Report how many lines in the records below contain the word "imagen". Give only the number.

---- Given records

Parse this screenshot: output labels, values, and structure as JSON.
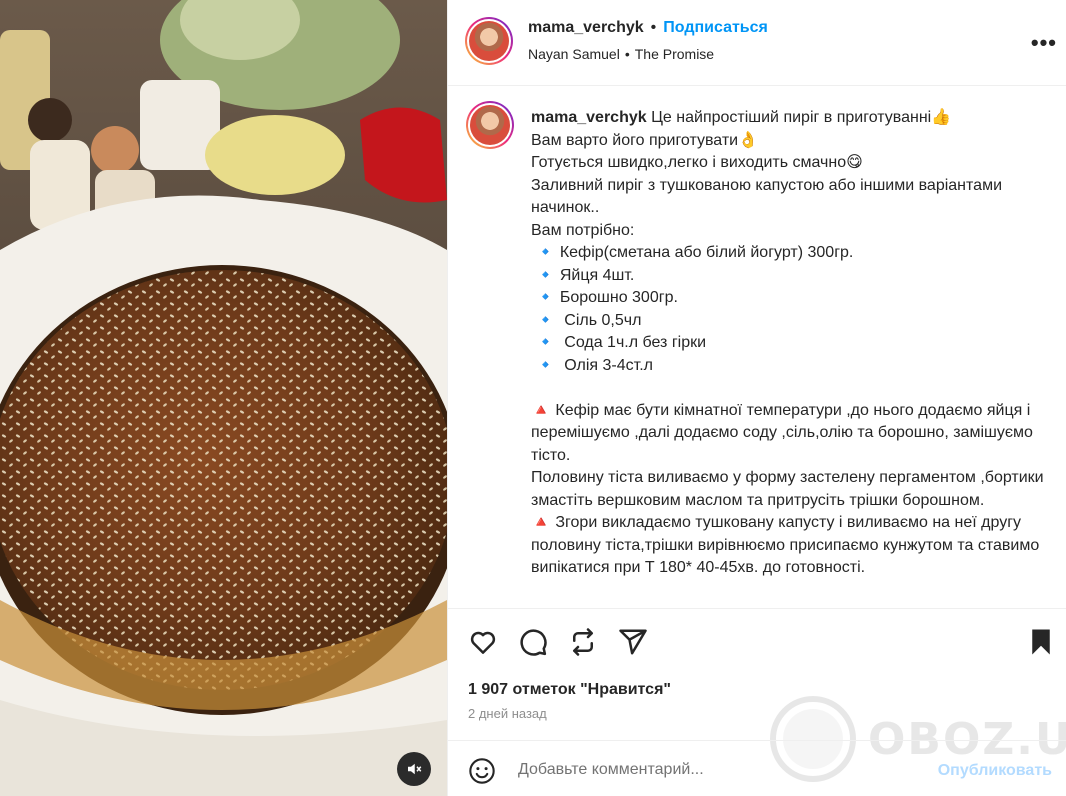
{
  "post": {
    "username": "mama_verchyk",
    "dot": "•",
    "follow_label": "Подписаться",
    "audio_artist": "Nayan Samuel",
    "audio_sep": "•",
    "audio_title": "The Promise",
    "more_label": "•••"
  },
  "caption": {
    "username": "mama_verchyk",
    "text": " Це найпростіший пиріг в приготуванні👍\nВам варто його приготувати👌\nГотується швидко,легко і виходить смачно😋\nЗаливний пиріг з тушкованою капустою або іншими варіантами начинок..\nВам потрібно:\n 🔹 Кефір(сметана або білий йогурт) 300гр.\n 🔹 Яйця 4шт.\n 🔹 Борошно 300гр.\n 🔹  Сіль 0,5чл\n 🔹  Сода 1ч.л без гірки\n 🔹  Олія 3-4ст.л\n\n🔺 Кефір має бути кімнатної температури ,до нього додаємо яйця і перемішуємо ,далі додаємо соду ,сіль,олію та борошно, замішуємо тісто.\nПоловину тіста виливаємо у форму застелену пергаментом ,бортики змастіть вершковим маслом та притрусіть трішки борошном.\n🔺 Згори викладаємо тушковану капусту і виливаємо на неї другу половину тіста,трішки вирівнюємо присипаємо кунжутом та ставимо випікатися при Т 180* 40-45хв. до готовності."
  },
  "stats": {
    "likes": "1 907 отметок \"Нравится\"",
    "date": "2 дней назад"
  },
  "watermark": {
    "text": "OBOZ.UA"
  },
  "comment": {
    "placeholder": "Добавьте комментарий...",
    "publish_label": "Опубликовать"
  },
  "icons": {
    "like": "heart-icon",
    "comment": "comment-icon",
    "repost": "repost-icon",
    "share": "share-icon",
    "save": "bookmark-icon",
    "emoji": "emoji-icon",
    "mute": "speaker-muted-icon"
  },
  "colors": {
    "link": "#0095f6",
    "publish_disabled": "#b3dbff",
    "muted_text": "#8e8e8e"
  }
}
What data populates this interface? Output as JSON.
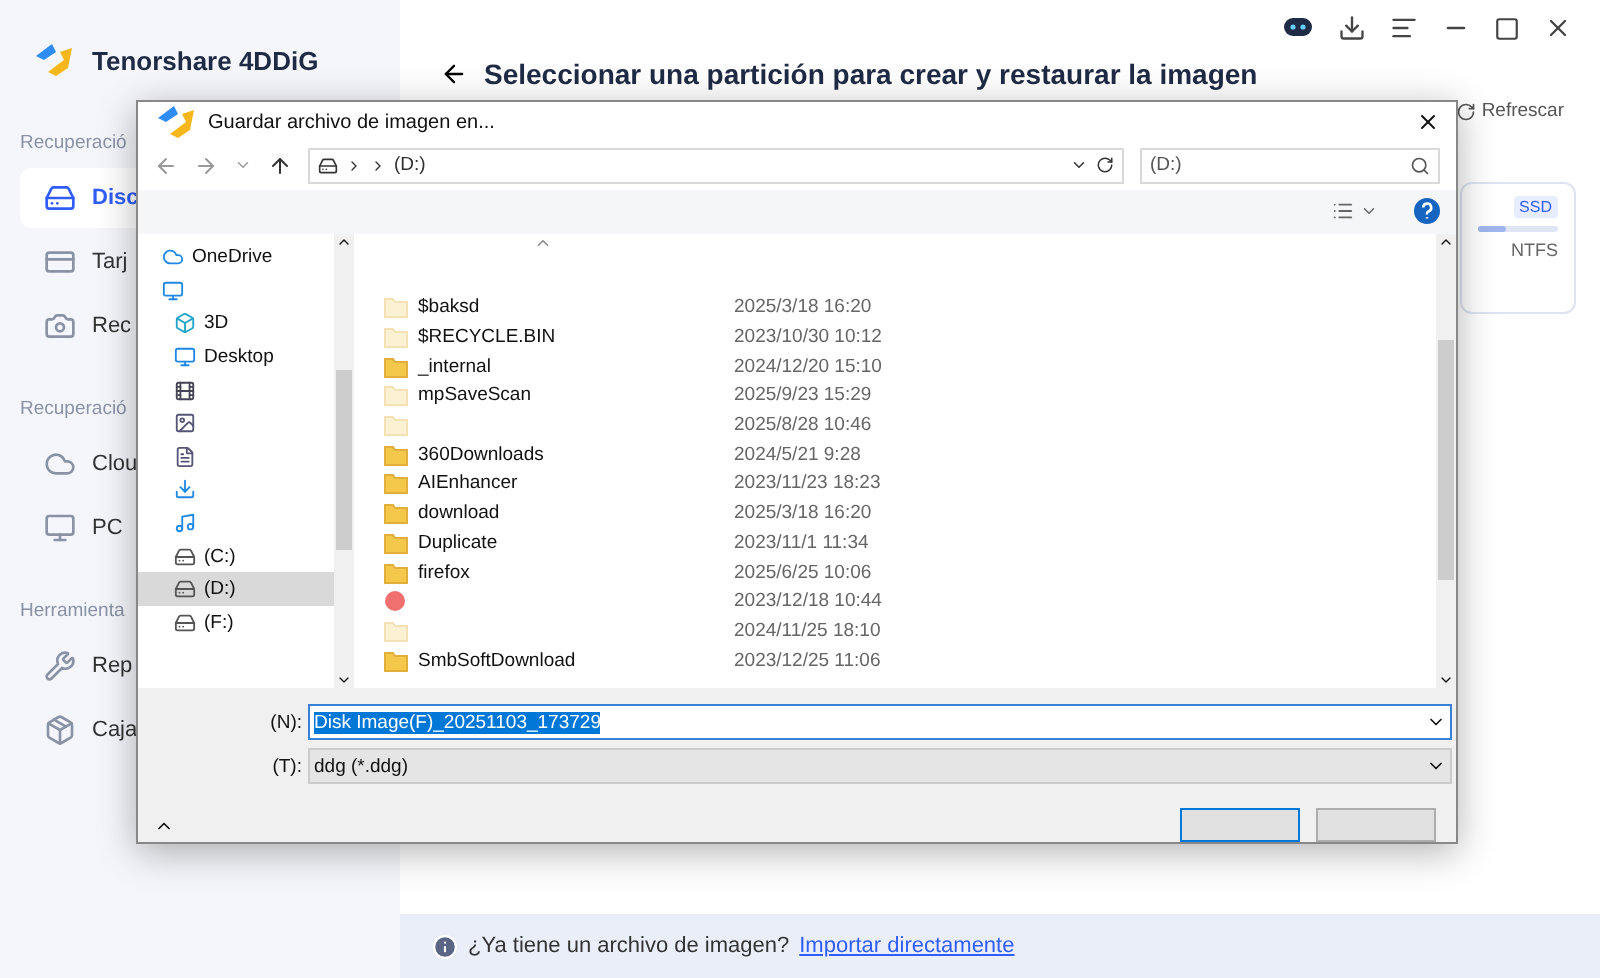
{
  "app": {
    "name": "Tenorshare 4DDiG"
  },
  "sidebar": {
    "groups": [
      {
        "label": "Recuperació",
        "items": [
          {
            "label": "Disc",
            "selected": true
          },
          {
            "label": "Tarj",
            "selected": false
          },
          {
            "label": "Rec",
            "selected": false
          }
        ]
      },
      {
        "label": "Recuperació",
        "items": [
          {
            "label": "Clou",
            "selected": false
          },
          {
            "label": "PC",
            "selected": false
          }
        ]
      },
      {
        "label": "Herramienta",
        "items": [
          {
            "label": "Rep",
            "selected": false
          },
          {
            "label": "Caja",
            "selected": false
          }
        ]
      }
    ]
  },
  "main": {
    "heading": "Seleccionar una partición para crear y restaurar la imagen",
    "refresh": "Refrescar",
    "card": {
      "badge": "SSD",
      "level": 0.35,
      "filesystem": "NTFS"
    },
    "footer": {
      "question": "¿Ya tiene un archivo de imagen?",
      "link": "Importar directamente"
    }
  },
  "dialog": {
    "title": "Guardar archivo de imagen en...",
    "address": "(D:)",
    "search": "(D:)",
    "nav": [
      {
        "label": "OneDrive",
        "selected": false
      },
      {
        "selected": false
      },
      {
        "label": "3D",
        "selected": false
      },
      {
        "label": "Desktop",
        "selected": false
      },
      {
        "selected": false
      },
      {
        "selected": false
      },
      {
        "selected": false
      },
      {
        "selected": false
      },
      {
        "selected": false
      },
      {
        "label": "(C:)",
        "selected": false
      },
      {
        "label": "(D:)",
        "selected": true
      },
      {
        "label": "(F:)",
        "selected": false
      }
    ],
    "files": [
      {
        "name": "$baksd",
        "date": "2025/3/18 16:20",
        "kind": "hidden"
      },
      {
        "name": "$RECYCLE.BIN",
        "date": "2023/10/30 10:12",
        "kind": "hidden"
      },
      {
        "name": "_internal",
        "date": "2024/12/20 15:10",
        "kind": "folder"
      },
      {
        "name": "mpSaveScan",
        "date": "2025/9/23 15:29",
        "kind": "hidden"
      },
      {
        "date": "2025/8/28 10:46",
        "kind": "hidden"
      },
      {
        "name": "360Downloads",
        "date": "2024/5/21 9:28",
        "kind": "folder"
      },
      {
        "name": "AIEnhancer",
        "date": "2023/11/23 18:23",
        "kind": "folder"
      },
      {
        "name": "download",
        "date": "2025/3/18 16:20",
        "kind": "folder"
      },
      {
        "name": "Duplicate",
        "date": "2023/11/1 11:34",
        "kind": "folder"
      },
      {
        "name": "firefox",
        "date": "2025/6/25 10:06",
        "kind": "folder"
      },
      {
        "date": "2023/12/18 10:44",
        "kind": "app"
      },
      {
        "date": "2024/11/25 18:10",
        "kind": "hidden"
      },
      {
        "name": "SmbSoftDownload",
        "date": "2023/12/25 11:06",
        "kind": "folder"
      }
    ],
    "filename_label": "(N):",
    "filename": "Disk Image(F)_20251103_173729",
    "type_label": "(T):",
    "type": "ddg (*.ddg)"
  }
}
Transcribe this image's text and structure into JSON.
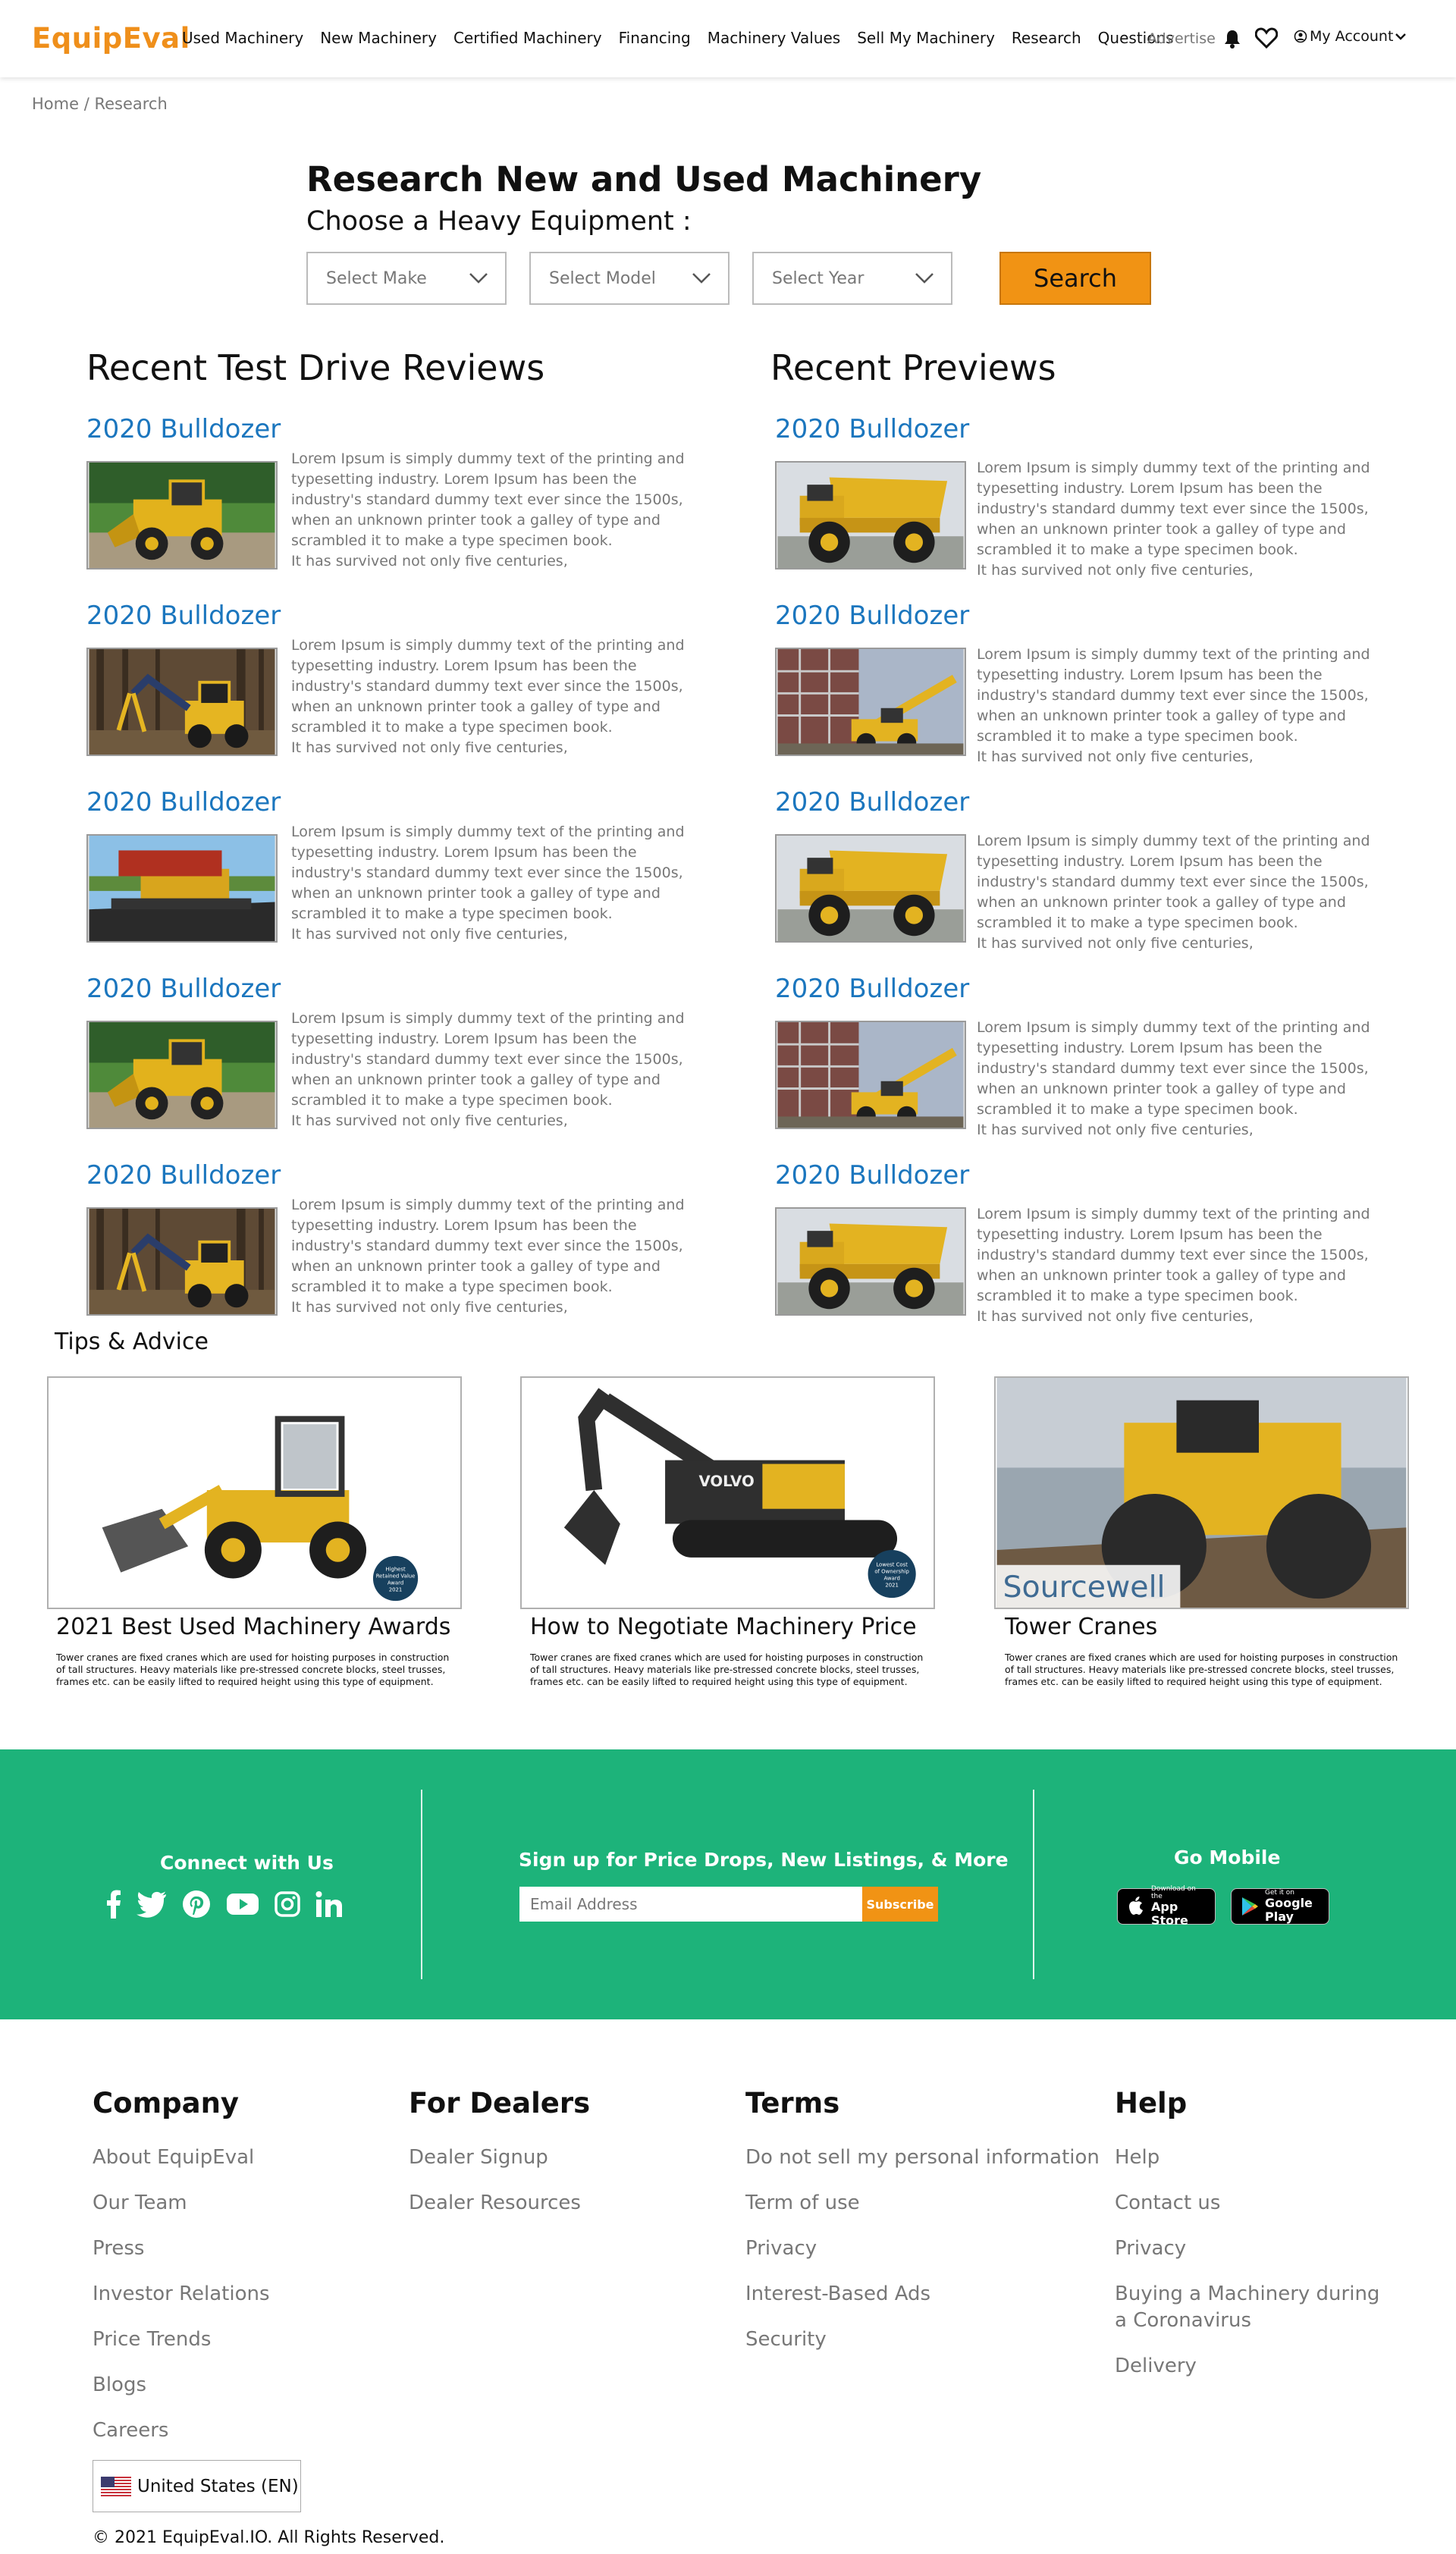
{
  "header": {
    "logo": "EquipEval",
    "nav": [
      "Used Machinery",
      "New Machinery",
      "Certified Machinery",
      "Financing",
      "Machinery Values",
      "Sell My Machinery",
      "Research",
      "Questions"
    ],
    "advertise": "Advertise",
    "account": "My Account",
    "bell_icon": "bell-icon",
    "heart_icon": "heart-icon"
  },
  "breadcrumb": {
    "home": "Home",
    "sep": " / ",
    "current": "Research"
  },
  "search": {
    "title": "Research New and Used Machinery",
    "subtitle": "Choose a Heavy Equipment :",
    "make": "Select Make",
    "model": "Select Model",
    "year": "Select Year",
    "button": "Search"
  },
  "reviews": {
    "left_title": "Recent Test Drive Reviews",
    "right_title": "Recent Previews",
    "item_title": "2020 Bulldozer",
    "desc_lines": [
      "Lorem Ipsum is simply dummy text of the printing and",
      " typesetting industry. Lorem Ipsum has been the",
      " industry's standard dummy text ever since the 1500s,",
      "when an unknown printer took a galley of type and",
      "scrambled it to make a type specimen book.",
      "It has survived not only five centuries,"
    ],
    "left_images": [
      "wheel-loader",
      "forestry-machine",
      "asphalt-paver",
      "wheel-loader",
      "forestry-machine"
    ],
    "right_images": [
      "dump-truck",
      "telehandler",
      "dump-truck",
      "telehandler",
      "dump-truck"
    ]
  },
  "tips": {
    "title": "Tips & Advice",
    "cards": [
      {
        "title": "2021 Best Used Machinery Awards",
        "badge": [
          "Highest",
          "Retained Value",
          "Award",
          "2021"
        ],
        "image": "compact-wheel-loader"
      },
      {
        "title": "How to Negotiate Machinery Price",
        "badge": [
          "Lowest Cost",
          "of Ownership",
          "Award",
          "2021"
        ],
        "brand": "VOLVO",
        "image": "volvo-excavator"
      },
      {
        "title": "Tower Cranes",
        "brand": "Sourcewell",
        "image": "compactor"
      }
    ],
    "desc_lines": [
      "Tower cranes are fixed cranes which are used for hoisting purposes in construction",
      " of tall structures. Heavy materials like pre-stressed concrete blocks, steel trusses,",
      "frames etc. can be easily lifted to required height using this type of equipment."
    ]
  },
  "connect": {
    "title": "Connect with Us",
    "icons": [
      "facebook-icon",
      "twitter-icon",
      "pinterest-icon",
      "youtube-icon",
      "instagram-icon",
      "linkedin-icon"
    ]
  },
  "newsletter": {
    "title": "Sign up for Price Drops, New Listings, & More",
    "placeholder": "Email Address",
    "button": "Subscribe"
  },
  "mobile": {
    "title": "Go Mobile",
    "appstore_small": "Download on the",
    "appstore_big": "App Store",
    "googleplay_small": "Get it on",
    "googleplay_big": "Google Play"
  },
  "footer": {
    "columns": [
      {
        "title": "Company",
        "links": [
          "About EquipEval",
          "Our Team",
          "Press",
          "Investor Relations",
          "Price Trends",
          "Blogs",
          "Careers"
        ]
      },
      {
        "title": "For Dealers",
        "links": [
          "Dealer Signup",
          "Dealer Resources"
        ]
      },
      {
        "title": "Terms",
        "links": [
          "Do not sell my personal information",
          "Term of use",
          "Privacy",
          "Interest-Based Ads",
          "Security"
        ]
      },
      {
        "title": "Help",
        "links": [
          "Help",
          "Contact us",
          "Privacy",
          "Buying a Machinery during",
          "a Coronavirus",
          "Delivery"
        ]
      }
    ],
    "language": "United States (EN)",
    "copyright": "© 2021 EquipEval.IO. All Rights Reserved."
  },
  "colors": {
    "brand_orange": "#ef8f1b",
    "link_blue": "#1b76be",
    "band_green": "#1db37a"
  }
}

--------

Task response – 3